I actually expected that Saddam would broadcast a message to Iraqis today, reminding them of the fact that he is still legally their 'elected president', as he has occasionally done in the past few months. But he has been mysteriously silent for a while. Maybe the Americans are really closing in on him as they say. I want to live long enough to see him caught ALIVE. the possibilities would be endless. I'm sure it would be a great day for some real celebration in Iraq. I just hope the Americans won't make the stupid mistake of killing him like they did with his sons. Some might ask 'but wouldn't you like to see him killed?'. Believe me I would. But I would rather see him alive and humiliated for all he has done to this country and to humanity. I'm not even sure a trial would satisfy me. I want him to be put in a large glass cage at Fardus square where his statue once stood. It should be bulletproof so that no idiot would simply come and shoot him. He would sit in rags and be fed garbage once a day. People from all over Iraq and the world would come to watch him until he rots. It would be our national zoo, our primary tourists attraction. I would give 20 years of my life just to see that.
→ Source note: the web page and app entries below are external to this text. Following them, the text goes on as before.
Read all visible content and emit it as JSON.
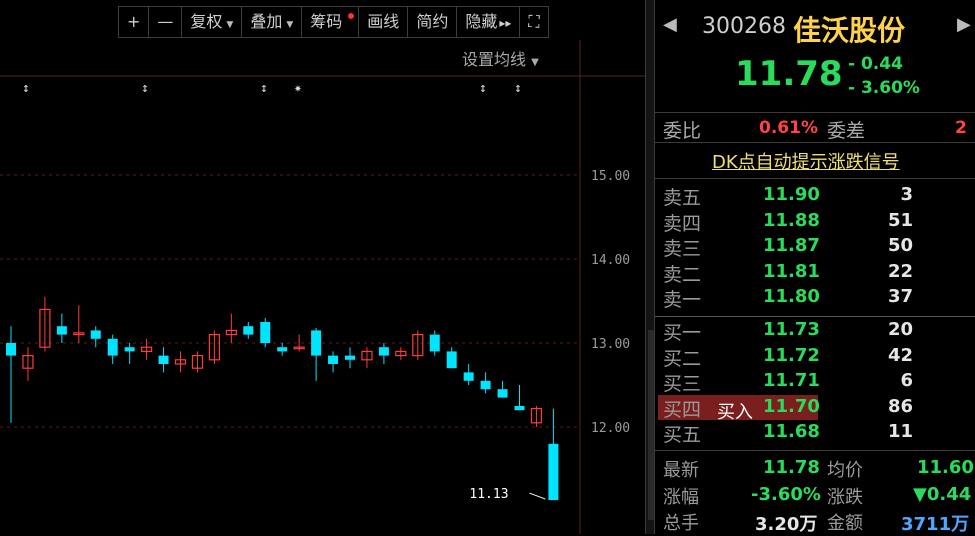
{
  "toolbar": {
    "plus": "+",
    "minus": "—",
    "fuquan": "复权",
    "diejia": "叠加",
    "chouma": "筹码",
    "huaxian": "画线",
    "jianyue": "简约",
    "yincang": "隐藏",
    "yincang_arrows": "▸▸",
    "fullscreen": "⛶"
  },
  "ma_setting": "设置均线",
  "chart_data": {
    "type": "candlestick",
    "y_ticks": [
      "15.00",
      "14.00",
      "13.00",
      "12.00"
    ],
    "ylim": [
      11.0,
      15.9
    ],
    "last_low_label": "11.13",
    "candles": [
      {
        "o": 13.0,
        "h": 13.2,
        "l": 12.05,
        "c": 12.85
      },
      {
        "o": 12.7,
        "h": 12.95,
        "l": 12.55,
        "c": 12.85
      },
      {
        "o": 12.95,
        "h": 13.55,
        "l": 12.9,
        "c": 13.4
      },
      {
        "o": 13.2,
        "h": 13.35,
        "l": 13.0,
        "c": 13.1
      },
      {
        "o": 13.1,
        "h": 13.45,
        "l": 13.0,
        "c": 13.12
      },
      {
        "o": 13.15,
        "h": 13.2,
        "l": 12.95,
        "c": 13.05
      },
      {
        "o": 13.05,
        "h": 13.1,
        "l": 12.75,
        "c": 12.85
      },
      {
        "o": 12.95,
        "h": 13.0,
        "l": 12.75,
        "c": 12.9
      },
      {
        "o": 12.9,
        "h": 13.05,
        "l": 12.8,
        "c": 12.95
      },
      {
        "o": 12.85,
        "h": 12.95,
        "l": 12.65,
        "c": 12.75
      },
      {
        "o": 12.75,
        "h": 12.9,
        "l": 12.65,
        "c": 12.8
      },
      {
        "o": 12.7,
        "h": 12.9,
        "l": 12.65,
        "c": 12.85
      },
      {
        "o": 12.8,
        "h": 13.15,
        "l": 12.75,
        "c": 13.1
      },
      {
        "o": 13.1,
        "h": 13.35,
        "l": 13.0,
        "c": 13.15
      },
      {
        "o": 13.2,
        "h": 13.25,
        "l": 13.05,
        "c": 13.1
      },
      {
        "o": 13.25,
        "h": 13.3,
        "l": 12.95,
        "c": 13.0
      },
      {
        "o": 12.95,
        "h": 13.0,
        "l": 12.85,
        "c": 12.9
      },
      {
        "o": 12.95,
        "h": 13.1,
        "l": 12.9,
        "c": 12.95
      },
      {
        "o": 13.15,
        "h": 13.18,
        "l": 12.55,
        "c": 12.85
      },
      {
        "o": 12.85,
        "h": 12.9,
        "l": 12.65,
        "c": 12.75
      },
      {
        "o": 12.85,
        "h": 12.95,
        "l": 12.7,
        "c": 12.8
      },
      {
        "o": 12.8,
        "h": 12.95,
        "l": 12.7,
        "c": 12.9
      },
      {
        "o": 12.95,
        "h": 13.0,
        "l": 12.75,
        "c": 12.85
      },
      {
        "o": 12.85,
        "h": 12.95,
        "l": 12.8,
        "c": 12.9
      },
      {
        "o": 12.85,
        "h": 13.15,
        "l": 12.8,
        "c": 13.1
      },
      {
        "o": 13.1,
        "h": 13.15,
        "l": 12.85,
        "c": 12.9
      },
      {
        "o": 12.9,
        "h": 12.95,
        "l": 12.7,
        "c": 12.7
      },
      {
        "o": 12.65,
        "h": 12.75,
        "l": 12.5,
        "c": 12.55
      },
      {
        "o": 12.55,
        "h": 12.65,
        "l": 12.4,
        "c": 12.45
      },
      {
        "o": 12.45,
        "h": 12.55,
        "l": 12.35,
        "c": 12.35
      },
      {
        "o": 12.25,
        "h": 12.5,
        "l": 12.2,
        "c": 12.2
      },
      {
        "o": 12.05,
        "h": 12.25,
        "l": 12.0,
        "c": 12.22
      },
      {
        "o": 11.8,
        "h": 12.22,
        "l": 11.13,
        "c": 11.13
      }
    ]
  },
  "quote": {
    "code": "300268",
    "name": "佳沃股份",
    "price": "11.78",
    "change": "- 0.44",
    "change_pct": "- 3.60%"
  },
  "weibi": {
    "label": "委比",
    "value": "0.61%",
    "diff_label": "委差",
    "diff_value": "2"
  },
  "dk_signal": "DK点自动提示涨跌信号",
  "sell": [
    {
      "label": "卖五",
      "price": "11.90",
      "vol": "3"
    },
    {
      "label": "卖四",
      "price": "11.88",
      "vol": "51"
    },
    {
      "label": "卖三",
      "price": "11.87",
      "vol": "50"
    },
    {
      "label": "卖二",
      "price": "11.81",
      "vol": "22"
    },
    {
      "label": "卖一",
      "price": "11.80",
      "vol": "37"
    }
  ],
  "buy": [
    {
      "label": "买一",
      "price": "11.73",
      "vol": "20"
    },
    {
      "label": "买二",
      "price": "11.72",
      "vol": "42"
    },
    {
      "label": "买三",
      "price": "11.71",
      "vol": "6"
    },
    {
      "label": "买四",
      "price": "11.70",
      "vol": "86"
    },
    {
      "label": "买五",
      "price": "11.68",
      "vol": "11"
    }
  ],
  "buy_badge": "买入",
  "stats": {
    "latest_label": "最新",
    "latest": "11.78",
    "avg_label": "均价",
    "avg": "11.60",
    "pct_label": "涨幅",
    "pct": "-3.60%",
    "chg_label": "涨跌",
    "chg": "▼0.44",
    "vol_label": "总手",
    "vol": "3.20万",
    "amt_label": "金额",
    "amt": "3711万"
  },
  "colors": {
    "up": "#ff3c3c",
    "down": "#00e5ff",
    "green": "#2bdc5c",
    "gold": "#ffd24a"
  }
}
And I'm sure 30 million Iraqis would do the same. I just hope someone from the Pentagon is listening.